Because we have neither typical "school" nor typical "work" in our home, people often ask around this time of year, "Now that the boat's out, what do you guys do all day?" I still am not sure what we do all day; all I know is that the intention of slowing down and catching our breath needs to be consciously chosen because if we continue as is, it will suddenly be April and we will wonder, "What happened to our off-season?"
The truth is, living takes time. Lots of it! It takes time to eat, sleep, get exercise, keep the house clean, and pay the bills. If we are going to eat whole foods, it takes longer. If we are to find our food locally, hang up our laundry, provide our own heat (wood), and educate ourselves in math, science, history, english, and french, it takes longer still. If we are to keep up with our house maintenance after 6 months of neglect, it takes still more. If we are to recycle/repurpose everything from ziplocs to stained clothing....if we are to take an active role in promoting climate solutions....if we are to be part of our church community, our food shelf community, our extended family....if the kids are to have some of their own sports and activities....if we are to prepare the boat for next season...if we are to--wait! Stop!
Which is why, last weekend, we abandoned all projects and took off for Marquette, MI, to spend a rainy Halloween with some homeschooling friends whom we met on our sailing trip last May.
Three days together was apparently not enough for the two Gordon and three Doughty girls, who protested loudly at departure time and took solace in the fact that they may see each other in as few as 400 hours. We returned home, tired on the outside but refreshed on the inside--reminded, once again, that there are other families out there like us, who are beating to their own drum, and coming up with remarkable, sustainable, and totally unique ways to live, right amid mainstream America. It's never easy, and it's never simple as the kids get older, but the rewards are no less and sometimes I think these are the most important homeschooling years of all. Life with teens and pre-teens is intense whether or not your kids are in school. Usually, the retreat from the mainstream is actually a dive into another world, and includes the entire family livelihood, priorities, and lifestyle. Very few homeschooling parents we know are working 9-5 jobs with benefits and pension plans; most are entrepreuners, small business owners, farmers, or otherwise members of this growing "creative class" that is encompassing a huge percentage of our work force. In our good moments I believe we are acting as living examples to our children in how to join this "creative class" in a world where security is shrinking but opportunity is blossoming.

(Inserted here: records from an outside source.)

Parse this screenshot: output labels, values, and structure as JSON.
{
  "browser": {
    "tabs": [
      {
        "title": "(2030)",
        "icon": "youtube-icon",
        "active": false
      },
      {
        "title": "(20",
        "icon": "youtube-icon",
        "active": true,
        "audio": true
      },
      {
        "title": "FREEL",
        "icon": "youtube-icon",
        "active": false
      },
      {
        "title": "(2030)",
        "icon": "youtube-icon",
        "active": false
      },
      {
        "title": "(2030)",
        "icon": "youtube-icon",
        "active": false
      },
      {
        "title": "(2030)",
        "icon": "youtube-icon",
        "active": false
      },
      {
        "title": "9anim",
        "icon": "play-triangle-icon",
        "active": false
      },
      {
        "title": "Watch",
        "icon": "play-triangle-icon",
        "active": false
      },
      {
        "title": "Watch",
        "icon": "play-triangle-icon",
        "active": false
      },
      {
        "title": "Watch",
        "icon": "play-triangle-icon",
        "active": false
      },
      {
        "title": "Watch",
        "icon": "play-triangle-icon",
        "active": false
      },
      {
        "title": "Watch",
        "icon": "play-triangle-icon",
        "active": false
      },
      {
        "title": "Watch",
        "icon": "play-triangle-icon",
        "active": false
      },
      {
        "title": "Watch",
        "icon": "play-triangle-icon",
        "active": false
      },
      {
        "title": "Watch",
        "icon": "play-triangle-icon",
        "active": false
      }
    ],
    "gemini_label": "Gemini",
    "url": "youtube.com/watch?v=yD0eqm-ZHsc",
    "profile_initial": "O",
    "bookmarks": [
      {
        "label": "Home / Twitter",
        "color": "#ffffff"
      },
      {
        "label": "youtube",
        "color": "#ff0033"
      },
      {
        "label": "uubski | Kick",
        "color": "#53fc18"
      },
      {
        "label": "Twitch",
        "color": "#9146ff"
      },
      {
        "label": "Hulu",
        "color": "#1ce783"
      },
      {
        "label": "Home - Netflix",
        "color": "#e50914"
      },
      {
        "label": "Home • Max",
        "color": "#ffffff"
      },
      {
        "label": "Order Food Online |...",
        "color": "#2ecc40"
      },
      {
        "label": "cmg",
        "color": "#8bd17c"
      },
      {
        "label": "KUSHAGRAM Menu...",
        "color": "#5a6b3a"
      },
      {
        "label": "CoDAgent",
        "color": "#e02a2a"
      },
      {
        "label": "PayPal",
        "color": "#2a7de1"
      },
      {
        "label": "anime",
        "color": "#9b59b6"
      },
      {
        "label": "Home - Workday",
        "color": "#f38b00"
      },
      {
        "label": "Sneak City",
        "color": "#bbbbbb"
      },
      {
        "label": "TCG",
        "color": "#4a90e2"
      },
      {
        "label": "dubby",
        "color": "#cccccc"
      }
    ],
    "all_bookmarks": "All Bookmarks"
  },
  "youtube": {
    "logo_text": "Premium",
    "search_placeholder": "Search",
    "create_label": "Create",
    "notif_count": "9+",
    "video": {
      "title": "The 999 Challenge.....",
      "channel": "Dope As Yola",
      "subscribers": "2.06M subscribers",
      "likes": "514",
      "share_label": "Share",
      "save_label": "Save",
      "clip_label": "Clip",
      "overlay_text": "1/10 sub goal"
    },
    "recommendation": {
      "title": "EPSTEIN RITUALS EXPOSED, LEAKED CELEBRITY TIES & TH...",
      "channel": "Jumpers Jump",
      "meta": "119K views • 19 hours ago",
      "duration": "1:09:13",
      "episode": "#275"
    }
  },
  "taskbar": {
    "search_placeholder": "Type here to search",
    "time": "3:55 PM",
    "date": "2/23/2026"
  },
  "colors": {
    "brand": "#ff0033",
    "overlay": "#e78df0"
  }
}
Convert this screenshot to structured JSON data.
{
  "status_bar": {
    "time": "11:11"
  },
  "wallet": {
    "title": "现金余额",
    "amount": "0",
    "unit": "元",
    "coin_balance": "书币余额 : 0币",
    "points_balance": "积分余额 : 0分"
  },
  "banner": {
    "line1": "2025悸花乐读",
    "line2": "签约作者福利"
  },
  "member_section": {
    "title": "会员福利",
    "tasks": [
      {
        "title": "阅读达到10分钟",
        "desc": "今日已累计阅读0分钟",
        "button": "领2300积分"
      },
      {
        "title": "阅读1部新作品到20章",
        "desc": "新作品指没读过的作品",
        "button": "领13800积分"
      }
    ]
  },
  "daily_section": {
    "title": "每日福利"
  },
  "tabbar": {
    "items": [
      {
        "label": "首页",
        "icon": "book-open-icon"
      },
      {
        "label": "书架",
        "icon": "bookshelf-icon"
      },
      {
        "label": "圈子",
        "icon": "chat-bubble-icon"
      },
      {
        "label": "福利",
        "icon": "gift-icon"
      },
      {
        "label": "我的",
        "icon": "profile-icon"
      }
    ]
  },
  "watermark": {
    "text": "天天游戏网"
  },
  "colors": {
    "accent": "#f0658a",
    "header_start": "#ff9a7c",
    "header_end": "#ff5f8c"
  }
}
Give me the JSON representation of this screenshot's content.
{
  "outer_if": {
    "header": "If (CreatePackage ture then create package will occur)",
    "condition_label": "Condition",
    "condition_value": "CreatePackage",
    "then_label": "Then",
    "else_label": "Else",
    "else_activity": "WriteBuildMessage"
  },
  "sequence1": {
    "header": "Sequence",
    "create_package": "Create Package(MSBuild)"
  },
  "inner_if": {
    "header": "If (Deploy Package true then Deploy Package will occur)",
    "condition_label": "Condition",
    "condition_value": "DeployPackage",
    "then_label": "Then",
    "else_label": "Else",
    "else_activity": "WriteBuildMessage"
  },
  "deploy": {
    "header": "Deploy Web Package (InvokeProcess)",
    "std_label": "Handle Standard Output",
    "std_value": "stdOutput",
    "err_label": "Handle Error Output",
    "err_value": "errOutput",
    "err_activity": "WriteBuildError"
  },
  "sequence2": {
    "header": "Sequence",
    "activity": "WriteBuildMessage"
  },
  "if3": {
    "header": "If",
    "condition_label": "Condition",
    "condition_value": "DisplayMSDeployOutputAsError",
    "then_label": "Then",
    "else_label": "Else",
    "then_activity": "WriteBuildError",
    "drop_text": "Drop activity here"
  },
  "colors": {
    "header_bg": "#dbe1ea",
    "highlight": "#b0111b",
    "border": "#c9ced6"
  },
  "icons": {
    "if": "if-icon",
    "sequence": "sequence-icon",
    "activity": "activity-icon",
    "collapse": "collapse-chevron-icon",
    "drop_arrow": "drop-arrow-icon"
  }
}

And now that we're back home, what do we do all day? Your guess is as good as mine. There are still bushels of apples in the mudroom, waiting to be dried....